● **Work to complete**
Determine the number of lines of the records below that include "weekday". Respond with the number and no other text.

● **Exercise material**
· · · · ·

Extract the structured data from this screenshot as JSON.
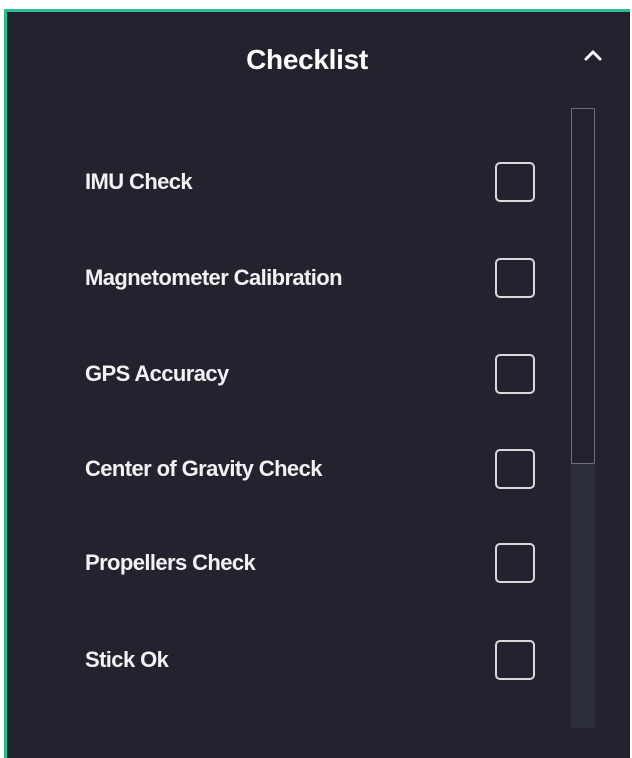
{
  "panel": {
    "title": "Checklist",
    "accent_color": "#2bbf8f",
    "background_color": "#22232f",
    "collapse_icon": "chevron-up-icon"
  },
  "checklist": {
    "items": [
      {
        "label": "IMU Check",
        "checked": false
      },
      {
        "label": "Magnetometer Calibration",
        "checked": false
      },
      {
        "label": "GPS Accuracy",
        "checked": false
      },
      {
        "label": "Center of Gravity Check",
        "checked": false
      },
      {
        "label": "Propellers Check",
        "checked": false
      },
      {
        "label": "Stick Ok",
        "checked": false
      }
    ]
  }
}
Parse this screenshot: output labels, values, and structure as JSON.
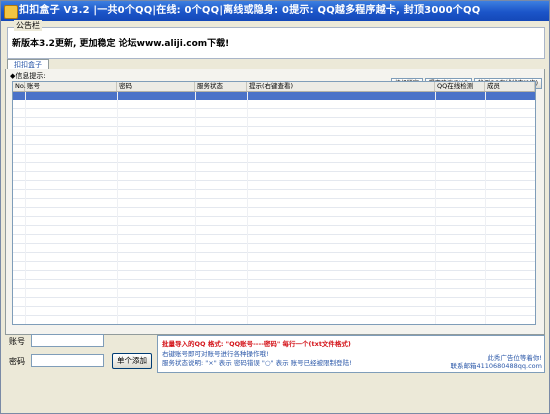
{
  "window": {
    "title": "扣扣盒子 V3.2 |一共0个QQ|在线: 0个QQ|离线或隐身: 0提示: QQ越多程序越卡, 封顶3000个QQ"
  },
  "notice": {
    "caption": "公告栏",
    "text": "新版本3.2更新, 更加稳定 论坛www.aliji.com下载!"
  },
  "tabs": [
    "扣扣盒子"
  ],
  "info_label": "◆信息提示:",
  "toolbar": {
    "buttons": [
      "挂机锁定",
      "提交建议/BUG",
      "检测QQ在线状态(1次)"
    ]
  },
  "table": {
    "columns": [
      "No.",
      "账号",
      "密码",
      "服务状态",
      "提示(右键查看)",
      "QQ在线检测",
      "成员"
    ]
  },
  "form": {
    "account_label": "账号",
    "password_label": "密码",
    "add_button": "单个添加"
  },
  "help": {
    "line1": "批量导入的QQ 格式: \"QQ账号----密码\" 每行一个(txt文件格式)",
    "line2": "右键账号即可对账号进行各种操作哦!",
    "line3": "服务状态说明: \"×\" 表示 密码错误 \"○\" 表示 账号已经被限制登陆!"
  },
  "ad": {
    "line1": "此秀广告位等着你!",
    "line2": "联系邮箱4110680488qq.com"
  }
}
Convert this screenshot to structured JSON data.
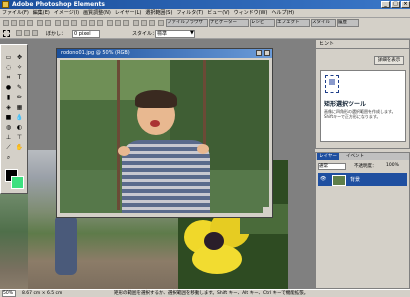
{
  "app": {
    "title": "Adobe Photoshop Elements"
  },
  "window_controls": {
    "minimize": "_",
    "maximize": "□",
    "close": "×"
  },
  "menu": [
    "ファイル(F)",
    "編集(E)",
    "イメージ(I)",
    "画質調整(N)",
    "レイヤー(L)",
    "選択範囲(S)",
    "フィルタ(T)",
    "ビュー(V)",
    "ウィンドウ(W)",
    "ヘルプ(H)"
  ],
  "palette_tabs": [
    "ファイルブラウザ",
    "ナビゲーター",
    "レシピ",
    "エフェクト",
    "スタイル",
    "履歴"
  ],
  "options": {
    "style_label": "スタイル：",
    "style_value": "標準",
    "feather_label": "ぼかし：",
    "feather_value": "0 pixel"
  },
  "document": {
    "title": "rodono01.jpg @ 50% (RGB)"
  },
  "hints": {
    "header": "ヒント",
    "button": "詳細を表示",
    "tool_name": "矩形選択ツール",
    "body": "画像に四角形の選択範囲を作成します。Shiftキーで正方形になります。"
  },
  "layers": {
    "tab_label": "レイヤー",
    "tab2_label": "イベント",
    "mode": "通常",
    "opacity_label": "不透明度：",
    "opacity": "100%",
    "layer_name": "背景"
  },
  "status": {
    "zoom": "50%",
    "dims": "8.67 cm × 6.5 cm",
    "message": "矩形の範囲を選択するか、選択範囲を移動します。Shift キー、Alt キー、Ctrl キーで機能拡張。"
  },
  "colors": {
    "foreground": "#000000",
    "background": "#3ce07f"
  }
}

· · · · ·

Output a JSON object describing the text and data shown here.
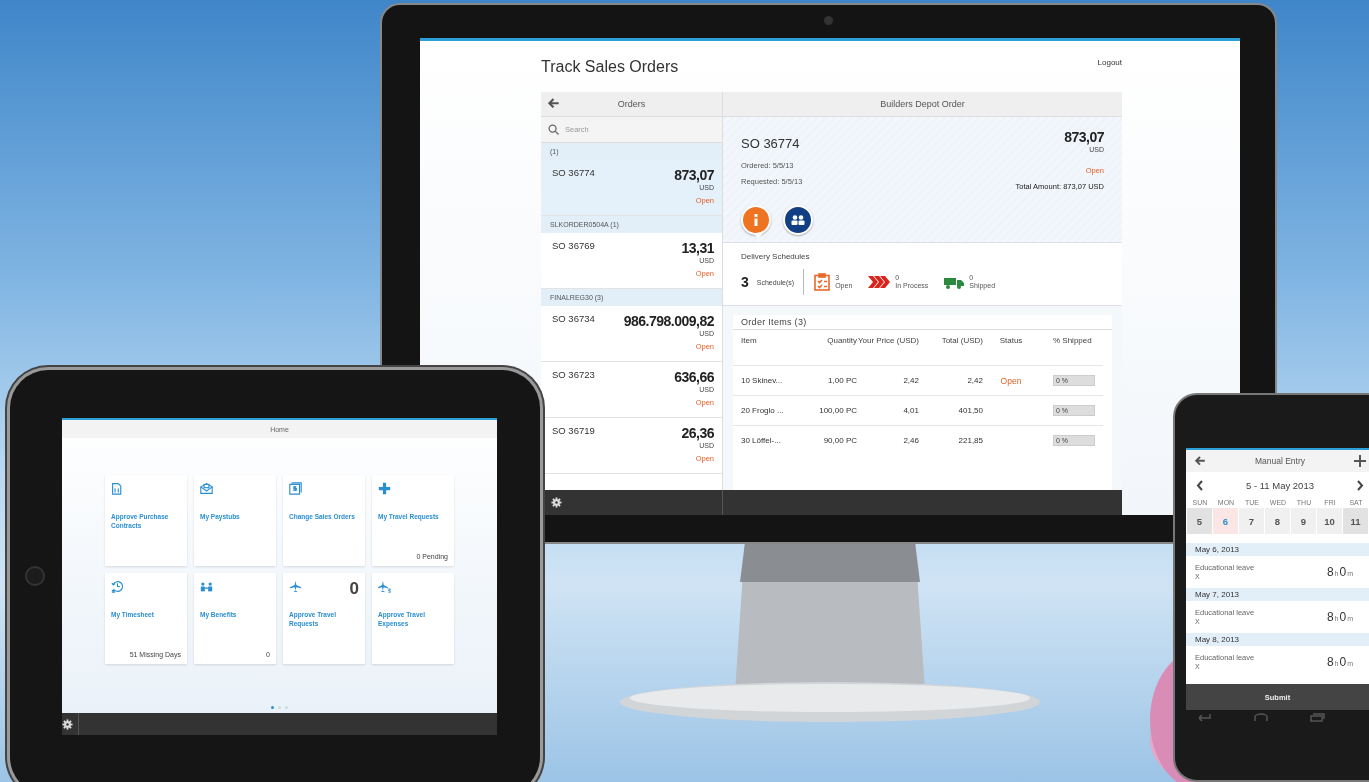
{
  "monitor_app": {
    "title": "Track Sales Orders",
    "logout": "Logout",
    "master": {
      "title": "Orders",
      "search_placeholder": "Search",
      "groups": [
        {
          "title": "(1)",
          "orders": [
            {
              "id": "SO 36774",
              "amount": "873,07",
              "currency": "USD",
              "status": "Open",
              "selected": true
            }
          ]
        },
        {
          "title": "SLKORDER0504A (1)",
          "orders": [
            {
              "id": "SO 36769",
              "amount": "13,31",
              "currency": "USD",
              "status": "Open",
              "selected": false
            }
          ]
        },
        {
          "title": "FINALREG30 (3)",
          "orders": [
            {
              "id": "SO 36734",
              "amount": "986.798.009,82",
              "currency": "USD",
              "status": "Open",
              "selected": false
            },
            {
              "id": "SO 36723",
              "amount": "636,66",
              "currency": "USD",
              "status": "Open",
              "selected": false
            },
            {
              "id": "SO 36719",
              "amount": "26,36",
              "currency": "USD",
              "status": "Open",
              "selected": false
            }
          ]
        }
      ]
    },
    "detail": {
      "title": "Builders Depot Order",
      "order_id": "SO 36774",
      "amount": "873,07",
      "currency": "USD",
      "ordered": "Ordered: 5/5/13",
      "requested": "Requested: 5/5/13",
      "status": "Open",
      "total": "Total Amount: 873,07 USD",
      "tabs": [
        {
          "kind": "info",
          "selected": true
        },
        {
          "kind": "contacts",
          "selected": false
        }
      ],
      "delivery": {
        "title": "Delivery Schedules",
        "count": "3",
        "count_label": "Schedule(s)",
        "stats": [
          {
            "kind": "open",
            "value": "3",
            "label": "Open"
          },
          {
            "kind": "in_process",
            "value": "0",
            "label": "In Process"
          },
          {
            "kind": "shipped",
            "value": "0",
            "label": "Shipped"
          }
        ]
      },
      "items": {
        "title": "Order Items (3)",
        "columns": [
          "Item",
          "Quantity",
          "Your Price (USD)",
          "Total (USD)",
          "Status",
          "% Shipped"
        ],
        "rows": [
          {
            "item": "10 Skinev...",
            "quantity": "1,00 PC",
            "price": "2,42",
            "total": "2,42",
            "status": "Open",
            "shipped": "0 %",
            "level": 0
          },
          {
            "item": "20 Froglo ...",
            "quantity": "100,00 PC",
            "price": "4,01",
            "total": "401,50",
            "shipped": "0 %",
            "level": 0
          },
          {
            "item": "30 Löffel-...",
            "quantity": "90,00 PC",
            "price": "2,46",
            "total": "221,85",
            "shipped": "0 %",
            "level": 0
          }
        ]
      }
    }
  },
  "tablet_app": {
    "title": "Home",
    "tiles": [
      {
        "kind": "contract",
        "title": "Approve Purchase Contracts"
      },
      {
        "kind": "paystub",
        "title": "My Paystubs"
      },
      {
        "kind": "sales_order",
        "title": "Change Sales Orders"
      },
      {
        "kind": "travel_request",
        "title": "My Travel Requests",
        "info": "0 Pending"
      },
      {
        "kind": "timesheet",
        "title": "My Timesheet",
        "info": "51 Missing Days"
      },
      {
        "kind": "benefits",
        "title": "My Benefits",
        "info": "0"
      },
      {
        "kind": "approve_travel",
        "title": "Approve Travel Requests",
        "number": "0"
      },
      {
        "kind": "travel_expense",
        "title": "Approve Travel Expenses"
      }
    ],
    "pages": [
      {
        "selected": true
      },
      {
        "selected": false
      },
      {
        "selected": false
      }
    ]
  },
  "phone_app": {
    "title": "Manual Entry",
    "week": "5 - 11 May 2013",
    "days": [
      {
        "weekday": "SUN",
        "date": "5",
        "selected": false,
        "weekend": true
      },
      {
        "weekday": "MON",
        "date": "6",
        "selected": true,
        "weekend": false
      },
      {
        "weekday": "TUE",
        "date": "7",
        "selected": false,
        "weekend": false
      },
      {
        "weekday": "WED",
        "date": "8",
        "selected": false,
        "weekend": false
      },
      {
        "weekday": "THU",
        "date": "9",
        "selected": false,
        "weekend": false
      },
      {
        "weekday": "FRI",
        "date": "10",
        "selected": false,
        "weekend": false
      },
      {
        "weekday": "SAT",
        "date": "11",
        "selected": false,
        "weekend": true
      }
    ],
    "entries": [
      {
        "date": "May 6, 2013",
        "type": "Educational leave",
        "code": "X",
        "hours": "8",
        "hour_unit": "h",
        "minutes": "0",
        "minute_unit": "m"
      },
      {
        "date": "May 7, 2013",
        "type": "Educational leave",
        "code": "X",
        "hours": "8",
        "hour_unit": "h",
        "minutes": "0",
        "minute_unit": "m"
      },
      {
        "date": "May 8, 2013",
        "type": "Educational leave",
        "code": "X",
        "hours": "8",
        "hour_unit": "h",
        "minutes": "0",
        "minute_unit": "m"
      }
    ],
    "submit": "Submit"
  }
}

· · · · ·

● **Exercise answer**
7